Insurers ask IRDA to defer new health insurance norms

Insurance companies have asked the Insurance Regulatory and Development Authority (Irda) to postpone the implementation of the health insurance regulations to the next financial year, fearing delays in product approvals will result in loss of business for them.

Irda, in February, had released the final health insurance regulations and mentioned that all group health insurance products will have to comply by these regulations by July 1, while all retail policies will have to comply by it by October 1. Given the fact that the insurance regulator takes months in product approvals and with most companies having to file their products, insurers fear that a delay in product approval would result in loss of business.

A chief executive officer of an insurance company told Financial Chronicle, “Irda usually takes months to approve one product of a company. Now, with all life and non-life insurance companies filing their existing health insurance products with the regulator, it will take several months for us to get approvals. We won’t have the products to sell for so many months, which will result in loss of business. So, we have asked for postponement of the date for making the regulations effective.”

The non-life insurers through the General Insurance Council (an association of non-life insurance companies) in their letter to Irda have said that the deadline is too short to make the required changes in products features, informing customers, changing brochures and sales material besides modifying the systems.

R Chandrasekaran, secretary general, General Insurance Council, said, “We have asked for certain clarifications in the definition and formats of forms.
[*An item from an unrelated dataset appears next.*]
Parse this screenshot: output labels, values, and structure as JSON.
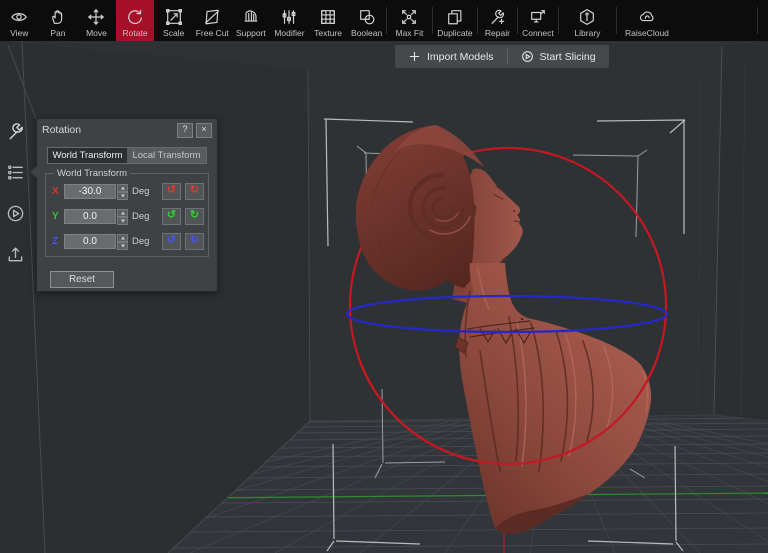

The deadline is short as all customers have to be informed about the changes that are going to be made in the products and the brochure and sales literature will have to be changed. So, we have asked for more time.”

KG Krishnamoorthy Rao, managing director and chief executive officer of Future Generali India Insurance, said, “The product features have to change, premium will change, the sales force has to be trained; so we have said that the July and October deadlines are too short and these regulations should be postponed to April 1, 2014.”

According to industry officials, more than 50-60 per cent of the health insurance products for life and non-life insurance companies will require changes in features and premium rates in line with the regulations. The regulations have tried to reduce the ambiguity and conflicts in policy wordings and to protect the interest of policyholders. The new norms are applicable to all kinds of health, personal accident and travel insurance products sold by (life, non-life and standalone health insurers).

According to the new norms, insurers will have to offer lifetime coverage on all policies. The entry age limit in health covers would be minimum 65 years, 30 days grace period beyond the expiry date of the policy will have to be provided by insurers to renew the policy. Also, insurers cannot increase your premium if you have claimed but can increase the premium on the overall portfolio of customers. In case, an insurers is likely to increase the premium rates, they will have to inform their customers three months in advance so that a customer can port (read shift) to another insurer.

Policies will have to offer a free look period of 15 days from the date the documents received by the customer. An insurance company will have to pay minimum 50 per cent of the pre-insurance medical checkup, if a proposal is accepted.

No claim bonus (NCB), a discount offered by an insurer if the policyholder has not claimed, cannot reduce to zero in case of a claim. The NCB will reduce at the same level as it increases when there are no claims. The regulations has also provided a standard listing of 199 exclusions, standardised 46 definitions and standardised the claim form.